## WORK INSTRUCTIONS
Search the records below for the line containing "What data populates". Write out that line and every line after it exactly as written.

## TASK MATERIAL
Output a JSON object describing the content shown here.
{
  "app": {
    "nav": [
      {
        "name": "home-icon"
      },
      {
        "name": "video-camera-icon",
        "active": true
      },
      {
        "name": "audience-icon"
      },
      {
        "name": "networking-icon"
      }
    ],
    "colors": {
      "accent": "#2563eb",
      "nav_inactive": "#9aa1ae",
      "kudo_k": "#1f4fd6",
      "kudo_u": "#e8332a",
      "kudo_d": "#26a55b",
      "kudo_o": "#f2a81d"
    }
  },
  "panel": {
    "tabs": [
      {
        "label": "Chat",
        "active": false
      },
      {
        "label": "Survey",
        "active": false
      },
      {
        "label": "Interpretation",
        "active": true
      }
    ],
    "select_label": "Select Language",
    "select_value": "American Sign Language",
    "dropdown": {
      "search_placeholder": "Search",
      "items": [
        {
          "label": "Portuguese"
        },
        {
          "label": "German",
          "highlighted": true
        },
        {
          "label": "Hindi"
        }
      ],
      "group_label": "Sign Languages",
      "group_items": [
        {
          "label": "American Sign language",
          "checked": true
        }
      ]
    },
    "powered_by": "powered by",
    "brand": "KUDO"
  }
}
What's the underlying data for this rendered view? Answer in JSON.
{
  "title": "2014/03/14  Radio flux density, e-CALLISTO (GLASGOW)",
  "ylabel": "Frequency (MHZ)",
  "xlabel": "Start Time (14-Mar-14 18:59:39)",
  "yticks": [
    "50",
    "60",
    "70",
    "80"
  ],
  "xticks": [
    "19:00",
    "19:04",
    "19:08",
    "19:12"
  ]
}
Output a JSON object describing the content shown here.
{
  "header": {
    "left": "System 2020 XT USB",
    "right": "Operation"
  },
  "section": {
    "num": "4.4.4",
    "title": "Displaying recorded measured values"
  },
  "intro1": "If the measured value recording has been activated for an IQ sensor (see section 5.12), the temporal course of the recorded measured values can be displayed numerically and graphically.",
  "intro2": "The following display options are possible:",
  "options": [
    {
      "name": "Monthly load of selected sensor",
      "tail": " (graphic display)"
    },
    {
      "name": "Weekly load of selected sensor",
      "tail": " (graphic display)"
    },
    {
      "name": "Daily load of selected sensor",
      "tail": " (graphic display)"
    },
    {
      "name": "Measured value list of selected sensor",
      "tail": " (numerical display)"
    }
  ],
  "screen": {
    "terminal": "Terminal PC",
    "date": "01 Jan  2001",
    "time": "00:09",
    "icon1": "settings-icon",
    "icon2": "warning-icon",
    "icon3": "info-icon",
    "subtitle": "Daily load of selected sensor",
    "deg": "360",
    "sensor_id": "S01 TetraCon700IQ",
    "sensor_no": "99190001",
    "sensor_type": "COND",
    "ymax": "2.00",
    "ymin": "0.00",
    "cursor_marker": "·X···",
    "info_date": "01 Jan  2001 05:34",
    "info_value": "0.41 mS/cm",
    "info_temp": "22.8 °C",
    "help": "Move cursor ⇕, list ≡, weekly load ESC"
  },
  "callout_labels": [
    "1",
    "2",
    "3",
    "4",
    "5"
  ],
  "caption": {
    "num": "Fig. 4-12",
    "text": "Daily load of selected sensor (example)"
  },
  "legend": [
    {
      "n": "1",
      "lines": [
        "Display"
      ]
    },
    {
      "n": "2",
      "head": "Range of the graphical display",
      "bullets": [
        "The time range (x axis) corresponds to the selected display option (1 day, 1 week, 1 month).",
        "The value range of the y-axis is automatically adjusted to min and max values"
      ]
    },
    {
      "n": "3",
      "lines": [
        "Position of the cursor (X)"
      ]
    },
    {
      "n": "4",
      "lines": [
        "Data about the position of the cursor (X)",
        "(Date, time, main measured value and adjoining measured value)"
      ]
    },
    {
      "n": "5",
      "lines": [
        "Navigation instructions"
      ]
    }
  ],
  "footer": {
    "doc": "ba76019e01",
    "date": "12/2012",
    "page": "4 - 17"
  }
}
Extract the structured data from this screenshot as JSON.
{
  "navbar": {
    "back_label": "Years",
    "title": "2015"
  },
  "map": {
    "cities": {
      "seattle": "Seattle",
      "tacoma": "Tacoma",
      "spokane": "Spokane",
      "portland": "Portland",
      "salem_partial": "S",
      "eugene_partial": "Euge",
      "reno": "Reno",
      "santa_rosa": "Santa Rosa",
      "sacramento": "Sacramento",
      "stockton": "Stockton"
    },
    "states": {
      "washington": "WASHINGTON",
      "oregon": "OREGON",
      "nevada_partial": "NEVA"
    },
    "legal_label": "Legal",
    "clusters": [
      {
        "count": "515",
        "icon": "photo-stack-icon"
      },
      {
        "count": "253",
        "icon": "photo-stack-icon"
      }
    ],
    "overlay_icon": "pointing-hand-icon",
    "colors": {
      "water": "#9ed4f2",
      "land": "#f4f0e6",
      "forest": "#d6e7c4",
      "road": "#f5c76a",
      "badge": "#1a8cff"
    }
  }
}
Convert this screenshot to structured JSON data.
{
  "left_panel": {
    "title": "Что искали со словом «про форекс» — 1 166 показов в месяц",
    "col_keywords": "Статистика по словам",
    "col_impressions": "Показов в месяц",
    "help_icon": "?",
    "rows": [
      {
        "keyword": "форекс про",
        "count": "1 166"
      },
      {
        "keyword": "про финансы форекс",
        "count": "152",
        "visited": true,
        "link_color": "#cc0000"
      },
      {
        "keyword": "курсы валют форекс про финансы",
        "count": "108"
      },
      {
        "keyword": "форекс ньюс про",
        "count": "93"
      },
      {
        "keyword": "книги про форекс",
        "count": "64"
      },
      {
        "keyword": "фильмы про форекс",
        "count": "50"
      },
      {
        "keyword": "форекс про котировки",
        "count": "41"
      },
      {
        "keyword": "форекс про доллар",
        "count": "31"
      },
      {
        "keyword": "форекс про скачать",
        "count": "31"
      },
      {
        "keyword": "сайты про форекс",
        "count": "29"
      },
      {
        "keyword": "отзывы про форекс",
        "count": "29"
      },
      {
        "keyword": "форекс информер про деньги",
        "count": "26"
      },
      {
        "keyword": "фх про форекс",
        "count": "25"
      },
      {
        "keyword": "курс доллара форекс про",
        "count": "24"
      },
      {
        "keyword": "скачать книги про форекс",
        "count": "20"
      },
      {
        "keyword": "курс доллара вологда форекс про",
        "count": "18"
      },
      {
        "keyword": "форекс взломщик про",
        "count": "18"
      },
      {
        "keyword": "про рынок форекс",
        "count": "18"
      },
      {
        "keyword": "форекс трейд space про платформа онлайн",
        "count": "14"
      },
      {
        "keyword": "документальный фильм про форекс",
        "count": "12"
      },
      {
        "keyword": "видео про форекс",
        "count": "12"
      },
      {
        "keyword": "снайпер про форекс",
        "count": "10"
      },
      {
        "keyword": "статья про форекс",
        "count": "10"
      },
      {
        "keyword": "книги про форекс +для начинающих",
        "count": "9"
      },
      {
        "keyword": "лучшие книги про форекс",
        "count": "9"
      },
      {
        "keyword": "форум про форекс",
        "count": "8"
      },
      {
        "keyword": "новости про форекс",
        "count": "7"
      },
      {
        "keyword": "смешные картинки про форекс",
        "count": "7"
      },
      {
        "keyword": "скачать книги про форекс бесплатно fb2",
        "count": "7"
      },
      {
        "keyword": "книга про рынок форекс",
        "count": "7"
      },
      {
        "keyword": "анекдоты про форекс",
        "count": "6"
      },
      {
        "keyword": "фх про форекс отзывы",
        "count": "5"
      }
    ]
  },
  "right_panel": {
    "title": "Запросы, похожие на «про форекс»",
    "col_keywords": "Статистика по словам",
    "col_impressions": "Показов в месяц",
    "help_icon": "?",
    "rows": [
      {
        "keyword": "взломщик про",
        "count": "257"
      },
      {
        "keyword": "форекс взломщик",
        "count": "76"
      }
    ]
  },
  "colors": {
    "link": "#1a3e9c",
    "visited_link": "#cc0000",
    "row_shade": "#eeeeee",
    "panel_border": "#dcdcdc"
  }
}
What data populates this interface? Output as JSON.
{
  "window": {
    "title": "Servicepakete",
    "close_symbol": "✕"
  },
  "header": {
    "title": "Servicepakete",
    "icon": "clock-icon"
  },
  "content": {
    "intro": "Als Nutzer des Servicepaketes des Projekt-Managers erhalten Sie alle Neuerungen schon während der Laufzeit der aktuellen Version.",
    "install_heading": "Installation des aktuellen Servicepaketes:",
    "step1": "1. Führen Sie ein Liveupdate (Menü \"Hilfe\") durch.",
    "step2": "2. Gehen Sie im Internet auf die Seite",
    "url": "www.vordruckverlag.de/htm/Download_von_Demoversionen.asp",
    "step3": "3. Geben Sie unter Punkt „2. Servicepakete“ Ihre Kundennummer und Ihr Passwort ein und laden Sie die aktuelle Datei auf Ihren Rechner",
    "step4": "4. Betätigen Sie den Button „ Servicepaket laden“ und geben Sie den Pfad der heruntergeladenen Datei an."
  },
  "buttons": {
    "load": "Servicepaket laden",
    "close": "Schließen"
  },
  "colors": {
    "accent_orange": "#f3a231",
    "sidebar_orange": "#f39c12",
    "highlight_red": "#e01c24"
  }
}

## TASK OUTPUT
What data populates this interface? Output as JSON.
{
  "window": {
    "title": "Servicepakete",
    "close_symbol": "✕"
  },
  "header": {
    "title": "Servicepakete",
    "icon": "clock-icon"
  },
  "content": {
    "intro": "Als Nutzer des Servicepaketes des Projekt-Managers erhalten Sie alle Neuerungen schon während der Laufzeit der aktuellen Version.",
    "install_heading": "Installation des aktuellen Servicepaketes:",
    "step1": "1. Führen Sie ein Liveupdate (Menü \"Hilfe\") durch.",
    "step2": "2. Gehen Sie im Internet auf die Seite",
    "url": "www.vordruckverlag.de/htm/Download_von_Demoversionen.asp",
    "step3": "3. Geben Sie unter Punkt „2. Servicepakete“ Ihre Kundennummer und Ihr Passwort ein und laden Sie die aktuelle Datei auf Ihren Rechner",
    "step4": "4. Betätigen Sie den Button „ Servicepaket laden“ und geben Sie den Pfad der heruntergeladenen Datei an."
  },
  "buttons": {
    "load": "Servicepaket laden",
    "close": "Schließen"
  },
  "colors": {
    "accent_orange": "#f3a231",
    "sidebar_orange": "#f39c12",
    "highlight_red": "#e01c24"
  }
}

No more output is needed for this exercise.